Dotted with traditional villages, local markets and emerald rice paddies, traffic-free Lombok is often referred to as Bali’s younger sibling: a laid-back island escape surrounded by white sand beaches and the turquoise waters of the Indian Ocean.
Kempinski Hotels is set to become one of the first luxury hotel companies to raise a flag on the island following the announcement of The Apurva Kempinski Lombok, a beachfront hideaway on the quiet southwest coast of the island set in 14.3 hectares. The resort will be home to 200 suites and villas starting from 65 square metres, as well as an integrated spa and wellness centre that taps into Indonesia’s ancient healing traditions, and five dining venues that celebrate the archipelago’s diverse flavours.

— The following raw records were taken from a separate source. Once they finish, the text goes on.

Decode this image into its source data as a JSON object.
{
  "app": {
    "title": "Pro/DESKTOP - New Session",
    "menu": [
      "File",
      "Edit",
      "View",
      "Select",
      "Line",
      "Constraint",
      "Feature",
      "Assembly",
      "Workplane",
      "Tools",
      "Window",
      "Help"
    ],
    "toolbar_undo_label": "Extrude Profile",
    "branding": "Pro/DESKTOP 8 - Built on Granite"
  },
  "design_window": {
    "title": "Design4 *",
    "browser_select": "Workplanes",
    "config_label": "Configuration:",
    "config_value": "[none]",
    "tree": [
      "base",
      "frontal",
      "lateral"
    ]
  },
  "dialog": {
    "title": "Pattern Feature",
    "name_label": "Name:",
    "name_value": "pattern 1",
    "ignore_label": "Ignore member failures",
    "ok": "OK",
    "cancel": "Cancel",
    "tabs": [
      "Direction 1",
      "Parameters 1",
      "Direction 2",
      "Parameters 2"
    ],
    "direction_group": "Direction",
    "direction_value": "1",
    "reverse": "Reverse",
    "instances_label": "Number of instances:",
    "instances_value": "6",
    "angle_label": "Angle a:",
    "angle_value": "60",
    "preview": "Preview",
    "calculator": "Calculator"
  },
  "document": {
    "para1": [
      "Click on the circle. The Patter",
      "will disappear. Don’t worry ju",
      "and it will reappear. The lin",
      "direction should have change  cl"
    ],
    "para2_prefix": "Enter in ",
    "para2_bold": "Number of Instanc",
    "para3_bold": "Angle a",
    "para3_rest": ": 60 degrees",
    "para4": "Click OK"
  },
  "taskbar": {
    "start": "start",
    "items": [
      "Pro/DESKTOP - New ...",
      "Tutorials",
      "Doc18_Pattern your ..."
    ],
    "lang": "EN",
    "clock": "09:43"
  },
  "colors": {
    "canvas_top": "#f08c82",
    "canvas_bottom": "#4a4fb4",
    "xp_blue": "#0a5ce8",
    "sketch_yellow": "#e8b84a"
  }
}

Owned by the same company as its sister property, The Apurva Kempinski Bali, the new resort will be part of a wider development that will eventually be home to 10 hotels and resorts stung out along the 3.6-kilometre stretch of Mekaki Beach. In addition to the resort, the project will be home to an organic farm, a ranch and an equestrian centre. Lombok is one of four areas the Indonesian government has identified for major tourism investment and development: plans are afoot to extend the runway at Lombok International Airport and upgrade the port to receive superyachts and cruise liners.
Lombok is a popular spot for surfing, stand-up-paddle boarding, snorkelling and diving, while the lush interior is crisscrossed with cycling routes and hiking trails. Intrepid visitors might attempt the trek up Mount Rinjani, the highest mountain on Lombok, which passes picturesque waterfalls, hot springs and quiet villages. The island also serves as the jumping off point for the Gili Islands, home to some of the best snorkelling and diving in the world, and for trips to Komodo National Park, the island habitat of endangered Komodo Dragons.